> **Data for this exercise**:
━━━━━━

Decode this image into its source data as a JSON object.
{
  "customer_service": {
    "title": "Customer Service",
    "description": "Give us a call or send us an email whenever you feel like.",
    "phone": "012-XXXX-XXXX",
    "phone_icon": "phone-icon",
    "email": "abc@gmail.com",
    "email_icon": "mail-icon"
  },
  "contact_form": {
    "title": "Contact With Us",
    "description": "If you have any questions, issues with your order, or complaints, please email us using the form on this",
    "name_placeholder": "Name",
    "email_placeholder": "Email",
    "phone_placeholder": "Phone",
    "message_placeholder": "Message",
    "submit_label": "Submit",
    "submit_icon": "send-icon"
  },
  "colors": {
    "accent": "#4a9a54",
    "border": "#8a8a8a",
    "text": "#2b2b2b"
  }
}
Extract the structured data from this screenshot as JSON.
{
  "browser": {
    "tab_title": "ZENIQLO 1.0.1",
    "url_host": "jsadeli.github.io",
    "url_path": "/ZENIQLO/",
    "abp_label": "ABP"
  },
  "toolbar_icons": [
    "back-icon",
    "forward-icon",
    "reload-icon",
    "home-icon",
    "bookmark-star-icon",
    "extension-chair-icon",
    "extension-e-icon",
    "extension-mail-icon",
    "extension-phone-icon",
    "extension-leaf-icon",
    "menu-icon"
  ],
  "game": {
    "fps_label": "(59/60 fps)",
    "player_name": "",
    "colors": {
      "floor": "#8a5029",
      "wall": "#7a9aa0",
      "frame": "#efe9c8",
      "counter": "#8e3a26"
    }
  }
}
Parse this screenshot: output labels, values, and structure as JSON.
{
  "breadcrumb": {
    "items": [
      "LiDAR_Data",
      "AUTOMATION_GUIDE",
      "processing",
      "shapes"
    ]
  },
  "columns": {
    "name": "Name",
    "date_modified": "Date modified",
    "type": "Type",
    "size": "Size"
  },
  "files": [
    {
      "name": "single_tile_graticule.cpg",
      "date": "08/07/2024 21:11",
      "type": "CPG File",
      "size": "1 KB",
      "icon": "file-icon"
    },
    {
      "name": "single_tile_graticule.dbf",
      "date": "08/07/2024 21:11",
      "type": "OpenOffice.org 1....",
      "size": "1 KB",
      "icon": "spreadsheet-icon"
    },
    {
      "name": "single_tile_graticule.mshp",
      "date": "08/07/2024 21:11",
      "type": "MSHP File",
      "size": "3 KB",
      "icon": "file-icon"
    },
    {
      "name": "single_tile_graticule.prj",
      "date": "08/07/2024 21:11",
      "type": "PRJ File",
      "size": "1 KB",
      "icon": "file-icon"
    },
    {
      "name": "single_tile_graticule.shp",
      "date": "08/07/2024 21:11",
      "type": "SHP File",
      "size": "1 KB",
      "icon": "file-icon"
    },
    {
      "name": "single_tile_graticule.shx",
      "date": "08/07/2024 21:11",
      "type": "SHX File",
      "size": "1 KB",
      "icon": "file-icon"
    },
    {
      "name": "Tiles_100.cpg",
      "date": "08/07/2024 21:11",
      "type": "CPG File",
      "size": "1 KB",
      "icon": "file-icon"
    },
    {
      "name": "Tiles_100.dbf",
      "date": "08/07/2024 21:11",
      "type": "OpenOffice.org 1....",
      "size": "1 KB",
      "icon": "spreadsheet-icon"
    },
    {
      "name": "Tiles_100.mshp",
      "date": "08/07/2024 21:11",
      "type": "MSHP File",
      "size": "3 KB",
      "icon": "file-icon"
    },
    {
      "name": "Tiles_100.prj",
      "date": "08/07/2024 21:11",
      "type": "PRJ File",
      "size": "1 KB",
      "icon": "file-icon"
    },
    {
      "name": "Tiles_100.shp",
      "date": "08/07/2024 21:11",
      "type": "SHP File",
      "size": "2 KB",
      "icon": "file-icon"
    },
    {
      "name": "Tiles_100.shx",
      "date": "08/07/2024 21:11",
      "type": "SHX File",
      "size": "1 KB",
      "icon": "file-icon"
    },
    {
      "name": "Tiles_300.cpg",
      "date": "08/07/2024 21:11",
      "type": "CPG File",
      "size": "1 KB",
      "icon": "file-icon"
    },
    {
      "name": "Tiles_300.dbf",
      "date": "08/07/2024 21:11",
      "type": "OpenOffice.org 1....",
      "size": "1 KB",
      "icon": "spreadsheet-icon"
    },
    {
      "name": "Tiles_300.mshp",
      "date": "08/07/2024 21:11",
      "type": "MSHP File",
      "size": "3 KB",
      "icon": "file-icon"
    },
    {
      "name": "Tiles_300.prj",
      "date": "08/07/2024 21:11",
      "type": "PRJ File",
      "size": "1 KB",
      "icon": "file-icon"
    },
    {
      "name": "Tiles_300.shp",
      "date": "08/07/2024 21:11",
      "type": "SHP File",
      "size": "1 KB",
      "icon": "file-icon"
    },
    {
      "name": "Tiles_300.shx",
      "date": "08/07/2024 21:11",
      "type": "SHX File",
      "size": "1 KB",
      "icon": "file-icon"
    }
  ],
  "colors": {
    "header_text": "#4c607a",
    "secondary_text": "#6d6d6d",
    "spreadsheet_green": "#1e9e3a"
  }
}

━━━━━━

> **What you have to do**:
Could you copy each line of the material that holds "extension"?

> **Task solution**:
    "extension-chair-icon",
    "extension-e-icon",
    "extension-mail-icon",
    "extension-phone-icon",
    "extension-leaf-icon",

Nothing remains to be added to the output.